Milwaukee County Board Expected to Get an Earful at Budget Hearing

Nov 2, 2015

Milwaukee County supervisors anticipate a packed house at the Mitchell Park Domes Monday night as they hold their annual public hearing on the budget. Supervisors are considering a $1.3 billion spending plan for 2016.

Board member Pat Jursik says many topics stir passion among county residents and bring them to the full board's public hearing each year. Topics including parks and transit.

Jursik believes constituents will voice their approval tonight of a couple actions by the board's finance committee. It's been making changes to County Executive Chris Abele’s spending plan, including adding a bus route to span the length of the county.

“The board did address one express route going north and south, the 80X, which goes all the way to Mequon now and down to Oak Creek through my district,” Jursik says.

Jursik says the finance committee also added $20,000 for seasonal park ranger positions. While residents might be pleased with those additions, they could raise questions about other portions of the budget. For instance, the new arena for the Milwaukee Bucks.  Supervisor Jim "Luigi" Schmitt expects it to be a hot topic of discussion. He says many people are upset the county executive did not seek public input before committing $4 million a year for 20 years to the project.

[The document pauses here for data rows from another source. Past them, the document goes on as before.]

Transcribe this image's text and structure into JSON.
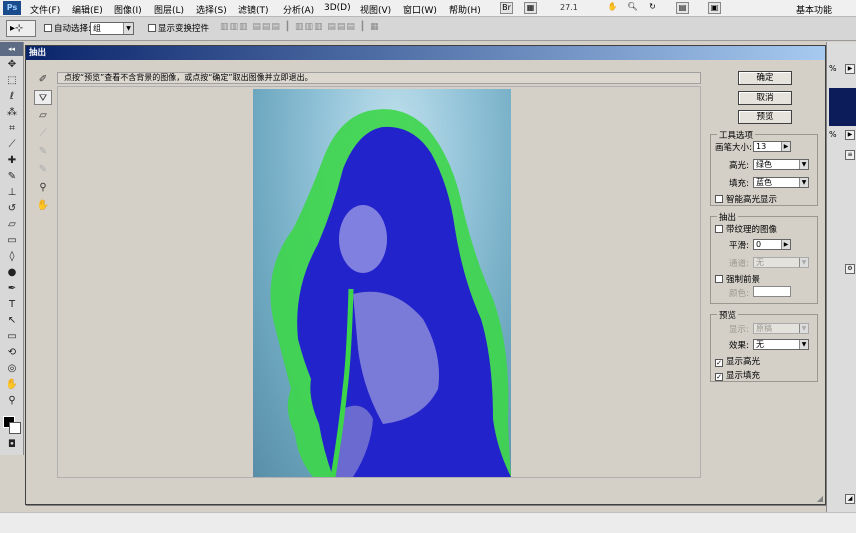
{
  "menubar": {
    "logo": "Ps",
    "items": [
      "文件(F)",
      "编辑(E)",
      "图像(I)",
      "图层(L)",
      "选择(S)",
      "滤镜(T)",
      "分析(A)",
      "3D(D)",
      "视图(V)",
      "窗口(W)",
      "帮助(H)"
    ],
    "zoom": "27.1",
    "workspace": "基本功能"
  },
  "optionsbar": {
    "auto_select_label": "自动选择:",
    "auto_select_value": "组",
    "show_transform_label": "显示变换控件"
  },
  "dialog": {
    "title": "抽出",
    "instruction": "点按“预览”查看不含背景的图像，或点按“确定”取出图像并立即退出。",
    "buttons": {
      "ok": "确定",
      "cancel": "取消",
      "preview": "预览"
    },
    "tool_options": {
      "title": "工具选项",
      "brush_size_label": "画笔大小:",
      "brush_size_value": "13",
      "highlight_label": "高光:",
      "highlight_value": "绿色",
      "fill_label": "填充:",
      "fill_value": "蓝色",
      "smart_highlight_label": "智能高光显示",
      "smart_highlight_checked": false
    },
    "extraction": {
      "title": "抽出",
      "textured_label": "带纹理的图像",
      "textured_checked": false,
      "smooth_label": "平滑:",
      "smooth_value": "0",
      "channel_label": "通道:",
      "channel_value": "无",
      "force_fg_label": "强制前景",
      "force_fg_checked": false,
      "color_label": "颜色:"
    },
    "preview": {
      "title": "预览",
      "show_label": "显示:",
      "show_value": "原稿",
      "effect_label": "效果:",
      "effect_value": "无",
      "show_highlight_label": "显示高光",
      "show_highlight_checked": true,
      "show_fill_label": "显示填充",
      "show_fill_checked": true
    }
  },
  "rightpanel": {
    "zoom1": "%",
    "zoom2": "%"
  },
  "colors": {
    "highlight_green": "#3dd64a",
    "fill_blue": "#2a2ad0",
    "title_blue": "#0a246a"
  }
}
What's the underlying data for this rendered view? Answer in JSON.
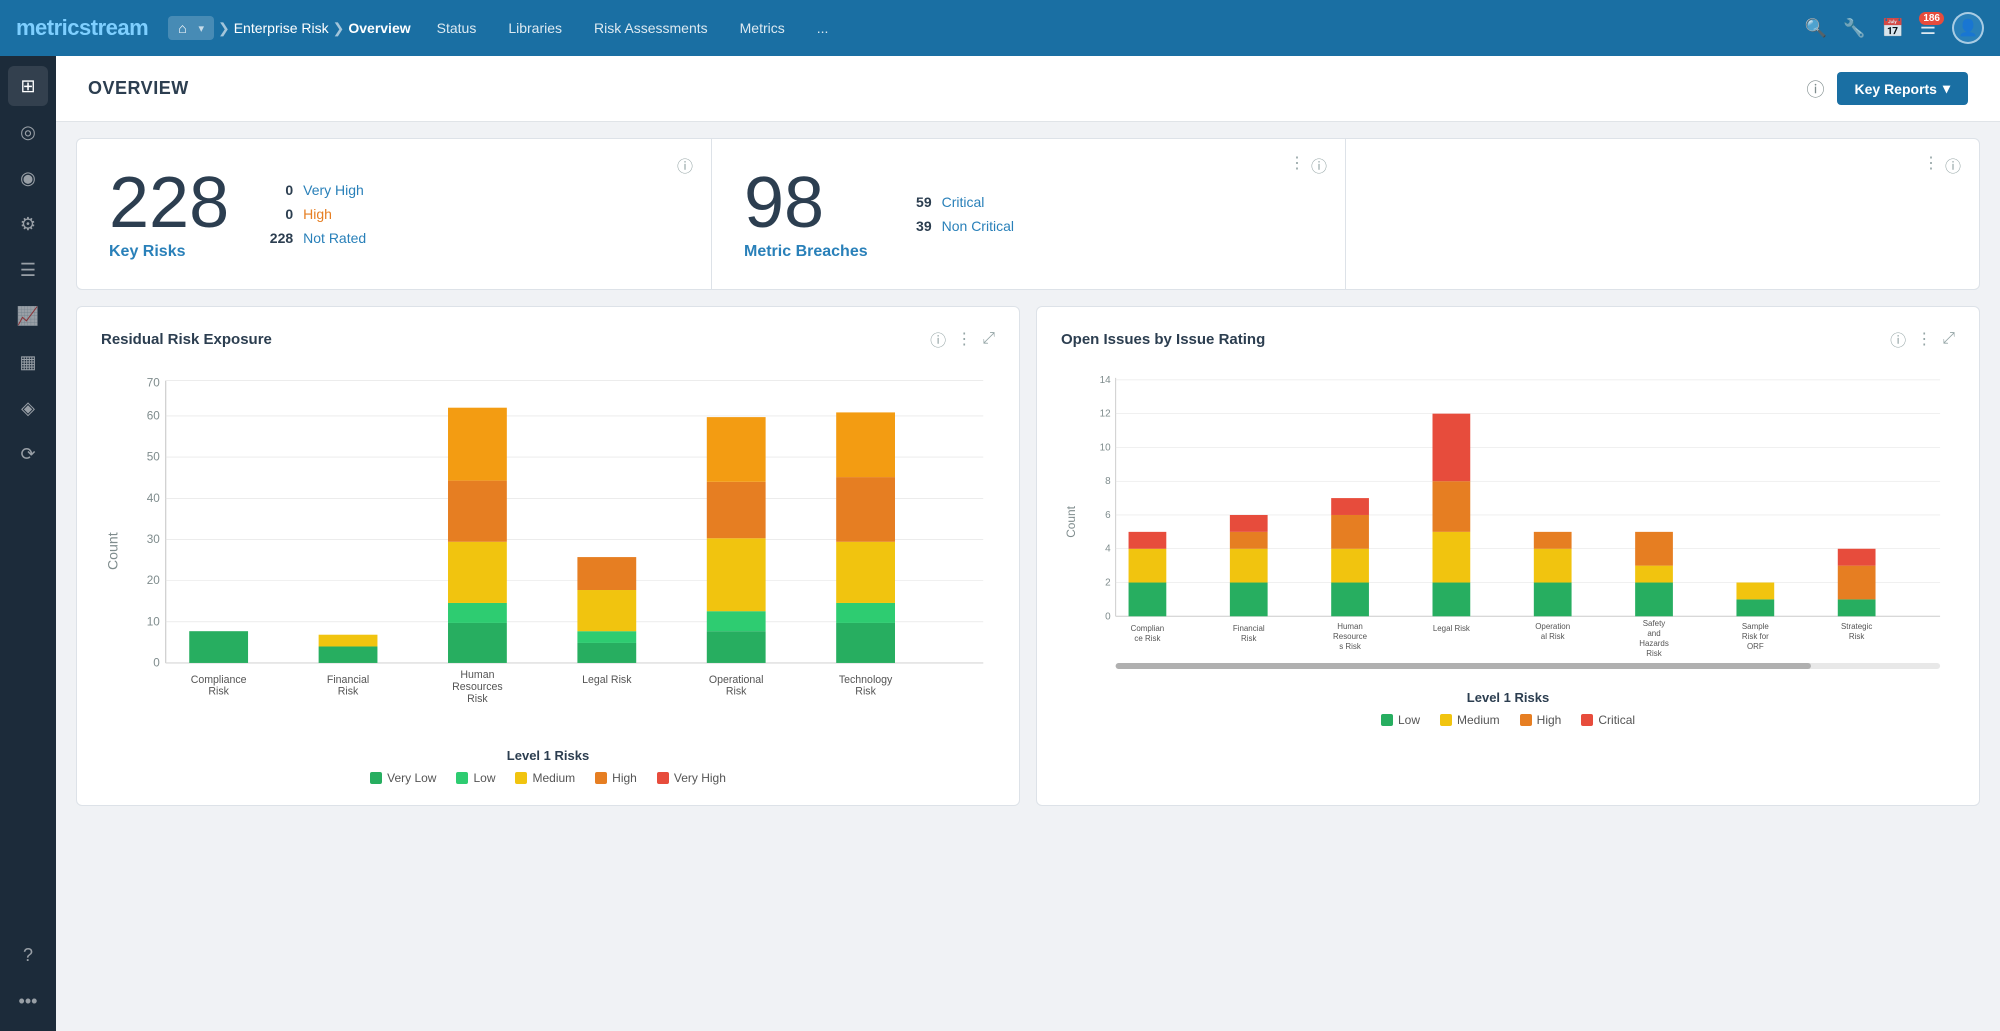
{
  "brand": {
    "name": "metricstream"
  },
  "nav": {
    "home_label": "⌂",
    "breadcrumb": [
      "Enterprise Risk",
      "Overview"
    ],
    "links": [
      "Status",
      "Libraries",
      "Risk Assessments",
      "Metrics"
    ],
    "active": "Overview",
    "more": "..."
  },
  "header": {
    "title": "OVERVIEW",
    "help_icon": "?",
    "key_reports_label": "Key Reports",
    "key_reports_dropdown": "▾"
  },
  "metrics": {
    "key_risks": {
      "count": "228",
      "label": "Key Risks",
      "very_high_count": "0",
      "very_high_label": "Very High",
      "high_count": "0",
      "high_label": "High",
      "not_rated_count": "228",
      "not_rated_label": "Not Rated"
    },
    "metric_breaches": {
      "count": "98",
      "label": "Metric Breaches",
      "critical_count": "59",
      "critical_label": "Critical",
      "non_critical_count": "39",
      "non_critical_label": "Non Critical"
    }
  },
  "residual_chart": {
    "title": "Residual Risk Exposure",
    "y_label": "Count",
    "x_label": "Level 1 Risks",
    "y_max": 70,
    "y_ticks": [
      0,
      10,
      20,
      30,
      40,
      50,
      60,
      70
    ],
    "bars": [
      {
        "label": "Compliance Risk",
        "very_low": 8,
        "low": 0,
        "medium": 0,
        "high": 0,
        "very_high": 0
      },
      {
        "label": "Financial Risk",
        "very_low": 4,
        "low": 0,
        "medium": 3,
        "high": 0,
        "very_high": 0
      },
      {
        "label": "Human Resources Risk",
        "very_low": 10,
        "low": 5,
        "medium": 15,
        "high": 15,
        "very_high": 18
      },
      {
        "label": "Legal Risk",
        "very_low": 5,
        "low": 3,
        "medium": 10,
        "high": 8,
        "very_high": 0
      },
      {
        "label": "Operational Risk",
        "very_low": 8,
        "low": 5,
        "medium": 18,
        "high": 14,
        "very_high": 16
      },
      {
        "label": "Technology Risk",
        "very_low": 10,
        "low": 5,
        "medium": 15,
        "high": 16,
        "very_high": 16
      }
    ],
    "legend": [
      {
        "label": "Very Low",
        "color": "#27ae60"
      },
      {
        "label": "Low",
        "color": "#2ecc71"
      },
      {
        "label": "Medium",
        "color": "#f1c40f"
      },
      {
        "label": "High",
        "color": "#e67e22"
      },
      {
        "label": "Very High",
        "color": "#e74c3c"
      }
    ]
  },
  "issues_chart": {
    "title": "Open Issues by Issue Rating",
    "y_label": "Count",
    "x_label": "Level 1 Risks",
    "y_max": 14,
    "y_ticks": [
      0,
      2,
      4,
      6,
      8,
      10,
      12,
      14
    ],
    "bars": [
      {
        "label": "Compliance Risk",
        "low": 2,
        "medium": 2,
        "high": 0,
        "critical": 1
      },
      {
        "label": "Financial Risk",
        "low": 2,
        "medium": 2,
        "high": 1,
        "critical": 1
      },
      {
        "label": "Human Resources Risk",
        "low": 2,
        "medium": 2,
        "high": 2,
        "critical": 1
      },
      {
        "label": "Legal Risk",
        "low": 2,
        "medium": 3,
        "high": 3,
        "critical": 4
      },
      {
        "label": "Operational Risk",
        "low": 2,
        "medium": 2,
        "high": 1,
        "critical": 0
      },
      {
        "label": "Safety and Hazards Risk",
        "low": 2,
        "medium": 1,
        "high": 2,
        "critical": 0
      },
      {
        "label": "Sample Risk for ORF",
        "low": 1,
        "medium": 1,
        "high": 0,
        "critical": 0
      },
      {
        "label": "Strategic Risk",
        "low": 1,
        "medium": 0,
        "high": 2,
        "critical": 1
      }
    ],
    "legend": [
      {
        "label": "Low",
        "color": "#27ae60"
      },
      {
        "label": "Medium",
        "color": "#f1c40f"
      },
      {
        "label": "High",
        "color": "#e67e22"
      },
      {
        "label": "Critical",
        "color": "#e74c3c"
      }
    ]
  },
  "sidebar": {
    "items": [
      {
        "icon": "⊞",
        "name": "dashboard"
      },
      {
        "icon": "◎",
        "name": "globe"
      },
      {
        "icon": "◉",
        "name": "target"
      },
      {
        "icon": "⚙",
        "name": "settings-gear"
      },
      {
        "icon": "☰",
        "name": "list"
      },
      {
        "icon": "📈",
        "name": "chart"
      },
      {
        "icon": "▦",
        "name": "grid"
      },
      {
        "icon": "◈",
        "name": "shield"
      },
      {
        "icon": "⟳",
        "name": "refresh"
      },
      {
        "icon": "☰",
        "name": "menu2"
      },
      {
        "icon": "?",
        "name": "help"
      },
      {
        "icon": "…",
        "name": "more"
      }
    ]
  }
}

“He negotiated the Bucks deal unilaterally and I think there are some questions there about what are the short term and long term gains for Milwaukee County taxpayers,” Schmitt says.

Schmitt also expects residents to voice concerns about public safety at tonight’s hearing. “I’m sure there will be a lot of advocates for public safety because that’s always a main issue,” Schmitt says.

County Board Chairman Theo Lipscomb says supervisors are in a difficult position on public safety, because the county executive's budget created an $8 million deficit for the sheriff’s department.

“There was a hole in the sheriff’s budget in the County Executive’s proposal that people had noted was unrealistic. The Public Policy Forum as well as the comptroller’s research staff had both written reports that noted the numbers were questionable whether anyone could achieve the type of savings the sheriff was expected to produce under the proposed budget,” Lipscomb says.

Lipscomb says the board's finance committee plugged half of the hole in the sheriff's budget, by increasing the tax levy. He says under the panel's plan, the sheriff would have to make cuts in order to cover the remaining $4 million.

Lipscomb says he expects tonight's hearing to be lengthy and lively, as people with a variety of interests voice their opinions. Members of the finance committee may incorporate some of what they hear into their version of the budget when they approve it Wednesday.

The full board is expected to vote on the spending plan in one week. Then it will head back to the county executive's desk.